◆ **TASK DESCRIPTION**
Where a line below holds the string "this", copy that line.
- - - - - - -
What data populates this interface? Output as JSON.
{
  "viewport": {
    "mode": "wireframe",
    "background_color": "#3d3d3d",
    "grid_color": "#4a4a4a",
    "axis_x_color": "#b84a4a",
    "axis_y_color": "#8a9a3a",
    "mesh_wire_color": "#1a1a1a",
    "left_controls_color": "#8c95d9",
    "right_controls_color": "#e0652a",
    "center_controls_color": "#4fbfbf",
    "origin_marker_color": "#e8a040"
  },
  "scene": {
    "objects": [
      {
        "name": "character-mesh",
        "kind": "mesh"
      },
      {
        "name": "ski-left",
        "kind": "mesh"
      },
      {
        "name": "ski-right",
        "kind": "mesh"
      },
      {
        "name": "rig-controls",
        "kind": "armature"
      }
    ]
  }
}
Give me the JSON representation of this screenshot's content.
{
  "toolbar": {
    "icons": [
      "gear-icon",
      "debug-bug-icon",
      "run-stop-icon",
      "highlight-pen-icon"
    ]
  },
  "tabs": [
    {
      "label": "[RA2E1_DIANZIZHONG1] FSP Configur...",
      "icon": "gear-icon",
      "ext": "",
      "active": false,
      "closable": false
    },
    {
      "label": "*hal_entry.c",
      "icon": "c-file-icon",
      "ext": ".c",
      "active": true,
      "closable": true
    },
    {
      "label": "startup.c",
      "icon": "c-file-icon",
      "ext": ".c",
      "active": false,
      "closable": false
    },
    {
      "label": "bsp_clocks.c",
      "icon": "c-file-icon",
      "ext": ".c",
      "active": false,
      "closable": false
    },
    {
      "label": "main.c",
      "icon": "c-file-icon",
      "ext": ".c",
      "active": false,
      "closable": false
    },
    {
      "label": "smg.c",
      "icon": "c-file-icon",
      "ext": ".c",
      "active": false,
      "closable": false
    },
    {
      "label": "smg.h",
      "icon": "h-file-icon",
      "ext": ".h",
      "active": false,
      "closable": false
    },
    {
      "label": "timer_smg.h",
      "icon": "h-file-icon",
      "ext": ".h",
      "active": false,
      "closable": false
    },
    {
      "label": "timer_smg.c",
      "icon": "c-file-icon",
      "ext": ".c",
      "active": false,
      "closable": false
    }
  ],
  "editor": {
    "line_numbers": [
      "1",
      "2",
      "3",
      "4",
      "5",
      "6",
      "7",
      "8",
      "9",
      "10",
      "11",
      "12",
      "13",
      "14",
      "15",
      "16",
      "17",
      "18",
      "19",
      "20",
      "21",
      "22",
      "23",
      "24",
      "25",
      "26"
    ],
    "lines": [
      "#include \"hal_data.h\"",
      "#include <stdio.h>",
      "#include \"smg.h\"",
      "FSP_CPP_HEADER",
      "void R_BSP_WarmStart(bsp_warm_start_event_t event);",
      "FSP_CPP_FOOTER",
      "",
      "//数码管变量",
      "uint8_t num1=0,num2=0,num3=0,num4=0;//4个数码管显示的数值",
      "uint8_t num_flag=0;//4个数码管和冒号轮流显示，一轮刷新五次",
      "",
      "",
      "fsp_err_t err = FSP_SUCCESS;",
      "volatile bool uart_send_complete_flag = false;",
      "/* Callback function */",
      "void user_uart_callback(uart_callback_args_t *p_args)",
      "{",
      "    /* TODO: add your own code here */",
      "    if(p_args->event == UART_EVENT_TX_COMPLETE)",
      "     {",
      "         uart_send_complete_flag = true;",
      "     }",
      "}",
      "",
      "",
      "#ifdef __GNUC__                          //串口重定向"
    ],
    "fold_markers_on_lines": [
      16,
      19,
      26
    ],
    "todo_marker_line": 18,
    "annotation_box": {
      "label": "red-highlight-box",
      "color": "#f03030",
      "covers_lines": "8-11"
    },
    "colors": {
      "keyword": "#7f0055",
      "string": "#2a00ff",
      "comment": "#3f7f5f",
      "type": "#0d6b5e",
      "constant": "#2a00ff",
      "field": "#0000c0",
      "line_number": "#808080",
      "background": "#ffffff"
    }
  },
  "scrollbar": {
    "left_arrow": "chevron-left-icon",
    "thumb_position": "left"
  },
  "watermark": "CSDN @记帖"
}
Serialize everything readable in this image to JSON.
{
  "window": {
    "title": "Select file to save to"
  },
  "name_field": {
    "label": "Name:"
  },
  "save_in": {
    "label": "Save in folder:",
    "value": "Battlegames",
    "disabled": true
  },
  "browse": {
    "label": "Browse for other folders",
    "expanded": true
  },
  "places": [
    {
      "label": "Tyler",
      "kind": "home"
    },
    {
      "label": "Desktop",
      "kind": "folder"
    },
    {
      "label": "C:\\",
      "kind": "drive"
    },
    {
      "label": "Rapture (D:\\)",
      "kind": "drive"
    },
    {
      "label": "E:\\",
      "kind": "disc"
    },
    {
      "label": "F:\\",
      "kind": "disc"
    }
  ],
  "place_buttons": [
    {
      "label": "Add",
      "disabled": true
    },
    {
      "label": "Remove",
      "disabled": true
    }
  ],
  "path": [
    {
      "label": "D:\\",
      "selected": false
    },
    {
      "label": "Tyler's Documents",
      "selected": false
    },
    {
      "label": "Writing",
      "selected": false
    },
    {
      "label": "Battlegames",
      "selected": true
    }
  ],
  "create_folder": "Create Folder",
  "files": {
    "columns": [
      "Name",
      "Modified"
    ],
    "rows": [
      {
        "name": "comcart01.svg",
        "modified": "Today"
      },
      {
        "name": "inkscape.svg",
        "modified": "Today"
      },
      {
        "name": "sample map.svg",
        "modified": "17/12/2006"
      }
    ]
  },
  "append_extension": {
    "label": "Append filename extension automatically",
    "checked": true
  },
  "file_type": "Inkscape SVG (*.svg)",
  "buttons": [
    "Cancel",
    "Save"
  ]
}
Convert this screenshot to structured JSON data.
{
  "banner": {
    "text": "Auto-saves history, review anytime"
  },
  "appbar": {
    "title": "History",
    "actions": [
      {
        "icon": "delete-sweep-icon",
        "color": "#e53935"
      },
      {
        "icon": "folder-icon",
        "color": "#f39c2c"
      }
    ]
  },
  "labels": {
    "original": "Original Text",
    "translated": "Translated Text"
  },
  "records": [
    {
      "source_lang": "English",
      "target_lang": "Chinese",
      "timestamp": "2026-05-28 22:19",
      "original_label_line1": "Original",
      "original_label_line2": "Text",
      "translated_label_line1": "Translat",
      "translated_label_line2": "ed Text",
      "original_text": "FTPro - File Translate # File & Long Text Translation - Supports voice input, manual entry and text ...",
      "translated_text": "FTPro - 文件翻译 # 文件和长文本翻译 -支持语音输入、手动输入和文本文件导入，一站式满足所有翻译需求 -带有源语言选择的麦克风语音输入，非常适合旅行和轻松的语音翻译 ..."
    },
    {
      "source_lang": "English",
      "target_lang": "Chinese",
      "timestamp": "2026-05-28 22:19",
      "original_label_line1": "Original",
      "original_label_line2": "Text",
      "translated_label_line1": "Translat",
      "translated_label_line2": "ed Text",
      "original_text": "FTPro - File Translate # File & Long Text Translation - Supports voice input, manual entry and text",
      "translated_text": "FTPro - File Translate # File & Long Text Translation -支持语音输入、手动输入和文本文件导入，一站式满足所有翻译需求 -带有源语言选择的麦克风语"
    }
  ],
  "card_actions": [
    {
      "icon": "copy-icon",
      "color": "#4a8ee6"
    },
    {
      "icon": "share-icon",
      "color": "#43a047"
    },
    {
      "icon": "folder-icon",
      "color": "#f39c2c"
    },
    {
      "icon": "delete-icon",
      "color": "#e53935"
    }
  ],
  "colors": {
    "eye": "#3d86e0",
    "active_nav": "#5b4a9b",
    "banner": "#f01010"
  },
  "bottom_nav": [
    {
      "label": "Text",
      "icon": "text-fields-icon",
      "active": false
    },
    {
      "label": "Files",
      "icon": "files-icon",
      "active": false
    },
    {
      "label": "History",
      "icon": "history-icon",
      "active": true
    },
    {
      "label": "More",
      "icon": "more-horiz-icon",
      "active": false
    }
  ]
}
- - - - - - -
◆ **OUTPUT OF THE EXERCISE**
What data populates this interface? Output as JSON.
Give me the JSON representation of this screenshot's content.
Serialize everything readable in this image to JSON.
Convert this screenshot to structured JSON data.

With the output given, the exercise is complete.